= Instructions to follow =
Please print the records below exactly as they are written.

Dataset rows for apps and sites:
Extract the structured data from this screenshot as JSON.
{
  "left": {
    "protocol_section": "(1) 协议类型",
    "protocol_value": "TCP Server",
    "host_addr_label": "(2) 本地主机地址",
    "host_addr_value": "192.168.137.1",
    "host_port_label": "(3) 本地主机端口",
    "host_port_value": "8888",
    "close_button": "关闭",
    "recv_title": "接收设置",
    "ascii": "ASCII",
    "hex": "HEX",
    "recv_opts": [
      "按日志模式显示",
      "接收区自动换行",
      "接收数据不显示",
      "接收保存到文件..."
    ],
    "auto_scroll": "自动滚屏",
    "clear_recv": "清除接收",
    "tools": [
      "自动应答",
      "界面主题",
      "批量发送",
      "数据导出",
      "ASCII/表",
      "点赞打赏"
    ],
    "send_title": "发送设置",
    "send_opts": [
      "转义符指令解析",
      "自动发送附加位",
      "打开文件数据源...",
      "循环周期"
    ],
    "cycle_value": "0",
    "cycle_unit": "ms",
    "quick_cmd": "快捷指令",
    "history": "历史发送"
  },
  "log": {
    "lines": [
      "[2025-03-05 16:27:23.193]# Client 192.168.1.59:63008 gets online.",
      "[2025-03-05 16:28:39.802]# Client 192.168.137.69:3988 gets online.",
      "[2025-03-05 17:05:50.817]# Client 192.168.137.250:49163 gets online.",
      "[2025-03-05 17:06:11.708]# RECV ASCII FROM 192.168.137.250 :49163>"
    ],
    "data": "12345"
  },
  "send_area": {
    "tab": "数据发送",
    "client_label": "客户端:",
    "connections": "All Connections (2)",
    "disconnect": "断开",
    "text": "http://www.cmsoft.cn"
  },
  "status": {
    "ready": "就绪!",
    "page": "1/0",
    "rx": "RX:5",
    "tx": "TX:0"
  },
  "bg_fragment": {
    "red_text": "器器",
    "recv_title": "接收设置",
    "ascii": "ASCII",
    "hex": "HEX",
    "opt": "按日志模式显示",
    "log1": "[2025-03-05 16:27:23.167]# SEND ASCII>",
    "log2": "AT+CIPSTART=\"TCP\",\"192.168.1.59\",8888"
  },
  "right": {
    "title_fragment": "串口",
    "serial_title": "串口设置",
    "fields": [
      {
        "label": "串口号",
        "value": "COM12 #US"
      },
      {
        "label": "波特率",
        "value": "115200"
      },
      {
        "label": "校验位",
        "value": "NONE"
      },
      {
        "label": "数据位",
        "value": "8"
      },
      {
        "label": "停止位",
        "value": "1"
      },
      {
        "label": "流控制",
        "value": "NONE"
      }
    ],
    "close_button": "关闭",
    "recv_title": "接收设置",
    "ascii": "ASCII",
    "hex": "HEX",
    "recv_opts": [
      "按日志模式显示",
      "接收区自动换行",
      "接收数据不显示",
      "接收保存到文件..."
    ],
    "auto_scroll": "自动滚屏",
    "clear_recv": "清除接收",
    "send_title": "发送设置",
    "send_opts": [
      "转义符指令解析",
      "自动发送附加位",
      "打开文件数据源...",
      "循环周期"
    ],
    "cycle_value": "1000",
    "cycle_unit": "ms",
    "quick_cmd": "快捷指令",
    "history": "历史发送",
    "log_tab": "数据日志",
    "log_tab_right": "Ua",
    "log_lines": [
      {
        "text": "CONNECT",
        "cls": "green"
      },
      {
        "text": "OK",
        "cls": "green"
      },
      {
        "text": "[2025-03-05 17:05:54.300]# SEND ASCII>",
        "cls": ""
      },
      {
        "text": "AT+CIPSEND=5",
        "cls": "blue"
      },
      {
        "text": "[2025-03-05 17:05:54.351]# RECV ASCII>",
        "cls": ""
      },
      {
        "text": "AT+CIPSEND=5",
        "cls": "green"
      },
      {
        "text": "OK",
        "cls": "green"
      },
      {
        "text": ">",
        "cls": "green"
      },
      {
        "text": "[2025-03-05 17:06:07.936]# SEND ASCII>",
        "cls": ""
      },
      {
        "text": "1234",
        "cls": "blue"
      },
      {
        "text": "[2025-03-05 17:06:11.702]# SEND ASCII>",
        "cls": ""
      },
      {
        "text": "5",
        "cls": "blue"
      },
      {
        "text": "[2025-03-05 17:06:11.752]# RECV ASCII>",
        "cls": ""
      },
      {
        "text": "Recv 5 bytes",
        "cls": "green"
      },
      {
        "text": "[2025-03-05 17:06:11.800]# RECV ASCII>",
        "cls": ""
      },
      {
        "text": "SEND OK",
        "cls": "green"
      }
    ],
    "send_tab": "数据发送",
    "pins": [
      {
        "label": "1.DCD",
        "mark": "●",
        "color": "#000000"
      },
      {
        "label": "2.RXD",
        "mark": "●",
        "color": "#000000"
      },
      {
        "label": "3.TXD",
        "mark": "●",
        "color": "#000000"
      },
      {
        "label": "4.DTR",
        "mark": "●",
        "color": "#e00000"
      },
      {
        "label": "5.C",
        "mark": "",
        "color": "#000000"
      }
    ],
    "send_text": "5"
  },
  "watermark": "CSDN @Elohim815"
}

= Response to this exercise =
Extract the structured data from this screenshot as JSON.
{
  "left": {
    "protocol_section": "(1) 协议类型",
    "protocol_value": "TCP Server",
    "host_addr_label": "(2) 本地主机地址",
    "host_addr_value": "192.168.137.1",
    "host_port_label": "(3) 本地主机端口",
    "host_port_value": "8888",
    "close_button": "关闭",
    "recv_title": "接收设置",
    "ascii": "ASCII",
    "hex": "HEX",
    "recv_opts": [
      "按日志模式显示",
      "接收区自动换行",
      "接收数据不显示",
      "接收保存到文件..."
    ],
    "auto_scroll": "自动滚屏",
    "clear_recv": "清除接收",
    "tools": [
      "自动应答",
      "界面主题",
      "批量发送",
      "数据导出",
      "ASCII/表",
      "点赞打赏"
    ],
    "send_title": "发送设置",
    "send_opts": [
      "转义符指令解析",
      "自动发送附加位",
      "打开文件数据源...",
      "循环周期"
    ],
    "cycle_value": "0",
    "cycle_unit": "ms",
    "quick_cmd": "快捷指令",
    "history": "历史发送"
  },
  "log": {
    "lines": [
      "[2025-03-05 16:27:23.193]# Client 192.168.1.59:63008 gets online.",
      "[2025-03-05 16:28:39.802]# Client 192.168.137.69:3988 gets online.",
      "[2025-03-05 17:05:50.817]# Client 192.168.137.250:49163 gets online.",
      "[2025-03-05 17:06:11.708]# RECV ASCII FROM 192.168.137.250 :49163>"
    ],
    "data": "12345"
  },
  "send_area": {
    "tab": "数据发送",
    "client_label": "客户端:",
    "connections": "All Connections (2)",
    "disconnect": "断开",
    "text": "http://www.cmsoft.cn"
  },
  "status": {
    "ready": "就绪!",
    "page": "1/0",
    "rx": "RX:5",
    "tx": "TX:0"
  },
  "bg_fragment": {
    "red_text": "器器",
    "recv_title": "接收设置",
    "ascii": "ASCII",
    "hex": "HEX",
    "opt": "按日志模式显示",
    "log1": "[2025-03-05 16:27:23.167]# SEND ASCII>",
    "log2": "AT+CIPSTART=\"TCP\",\"192.168.1.59\",8888"
  },
  "right": {
    "title_fragment": "串口",
    "serial_title": "串口设置",
    "fields": [
      {
        "label": "串口号",
        "value": "COM12 #US"
      },
      {
        "label": "波特率",
        "value": "115200"
      },
      {
        "label": "校验位",
        "value": "NONE"
      },
      {
        "label": "数据位",
        "value": "8"
      },
      {
        "label": "停止位",
        "value": "1"
      },
      {
        "label": "流控制",
        "value": "NONE"
      }
    ],
    "close_button": "关闭",
    "recv_title": "接收设置",
    "ascii": "ASCII",
    "hex": "HEX",
    "recv_opts": [
      "按日志模式显示",
      "接收区自动换行",
      "接收数据不显示",
      "接收保存到文件..."
    ],
    "auto_scroll": "自动滚屏",
    "clear_recv": "清除接收",
    "send_title": "发送设置",
    "send_opts": [
      "转义符指令解析",
      "自动发送附加位",
      "打开文件数据源...",
      "循环周期"
    ],
    "cycle_value": "1000",
    "cycle_unit": "ms",
    "quick_cmd": "快捷指令",
    "history": "历史发送",
    "log_tab": "数据日志",
    "log_tab_right": "Ua",
    "log_lines": [
      {
        "text": "CONNECT",
        "cls": "green"
      },
      {
        "text": "OK",
        "cls": "green"
      },
      {
        "text": "[2025-03-05 17:05:54.300]# SEND ASCII>",
        "cls": ""
      },
      {
        "text": "AT+CIPSEND=5",
        "cls": "blue"
      },
      {
        "text": "[2025-03-05 17:05:54.351]# RECV ASCII>",
        "cls": ""
      },
      {
        "text": "AT+CIPSEND=5",
        "cls": "green"
      },
      {
        "text": "OK",
        "cls": "green"
      },
      {
        "text": ">",
        "cls": "green"
      },
      {
        "text": "[2025-03-05 17:06:07.936]# SEND ASCII>",
        "cls": ""
      },
      {
        "text": "1234",
        "cls": "blue"
      },
      {
        "text": "[2025-03-05 17:06:11.702]# SEND ASCII>",
        "cls": ""
      },
      {
        "text": "5",
        "cls": "blue"
      },
      {
        "text": "[2025-03-05 17:06:11.752]# RECV ASCII>",
        "cls": ""
      },
      {
        "text": "Recv 5 bytes",
        "cls": "green"
      },
      {
        "text": "[2025-03-05 17:06:11.800]# RECV ASCII>",
        "cls": ""
      },
      {
        "text": "SEND OK",
        "cls": "green"
      }
    ],
    "send_tab": "数据发送",
    "pins": [
      {
        "label": "1.DCD",
        "mark": "●",
        "color": "#000000"
      },
      {
        "label": "2.RXD",
        "mark": "●",
        "color": "#000000"
      },
      {
        "label": "3.TXD",
        "mark": "●",
        "color": "#000000"
      },
      {
        "label": "4.DTR",
        "mark": "●",
        "color": "#e00000"
      },
      {
        "label": "5.C",
        "mark": "",
        "color": "#000000"
      }
    ],
    "send_text": "5"
  },
  "watermark": "CSDN @Elohim815"
}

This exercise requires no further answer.